Another contention is that the defendant, in appearing for the purpose of the motion submitting to the court the question of the right to attach his compensation as receiver in the court, had voluntarily submitted to the jurisdiction of the court; but we are of the opinion that this contention is untenable. It is the settled practice in the Federal courts that an appearance may be made for the sole purpose of raising jurisdictional questions, without thereby submitting to the jurisdiction of the court over the action. Goldey v. Morning News, 156 U.S. 518 , 39 L. ed. 517, 15 Sup. Ct. Rep. 559; Shaw v. Quincy Min. Co. 145 U.S. 444, 453 , 36 S. L. ed. 768, 772, 12 Sup. Ct. Rep. 935.
It is true that where the defendant appears by motion and objects to the jurisdiction, and also submits a question going to the merits of the action, it being one of which the court had jurisdiction, there is a general appearance in the case which gives jurisdiction, as in St. Louis & S. F. R. Co. v. McBride, 141 U.S. 127 , 35 L. ed. 659, 11 Sup. Ct. Rep. 982, where a demurrer was interposed raising two grounds of jurisdiction, and the third going to the merits of the cause of action, and it was held [229 U.S. 31, 39] that there had been a submission to the jurisdiction of the court. See also Western Loan & Sav. Co. v. Butte & B. Consol. Min. Co. 210 U.S. 368 , 52 L. ed. 1101, 28 Sup. Ct. Rep. 720.
In this case, however, the submission was not of any question involving the merits of the suit, but of one with reference to the jurisdiction of the court to issue the attachment; adding the further ground that the property in question was not subject to attachment or garnishment. No issue was made involving the merits of the action. This special appearance was sufficient to raise the question of jurisdiction only.

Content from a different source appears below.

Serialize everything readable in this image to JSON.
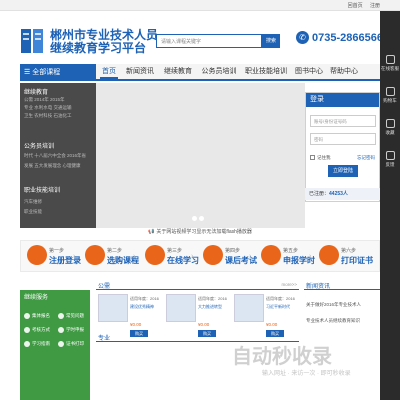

Davis v. Cleveland, C. C. & St. L. R. Co. 217 U.S. 157 , 54 L. ed. 708, 27 L.R.A.(N.S.) 823, 30 Sup. Ct. Rep. 463, 18 Ann. Cas. 907.
In our opinion the Circuit Court did not err in holding that it had no jurisdiction to issue the attachment in this case.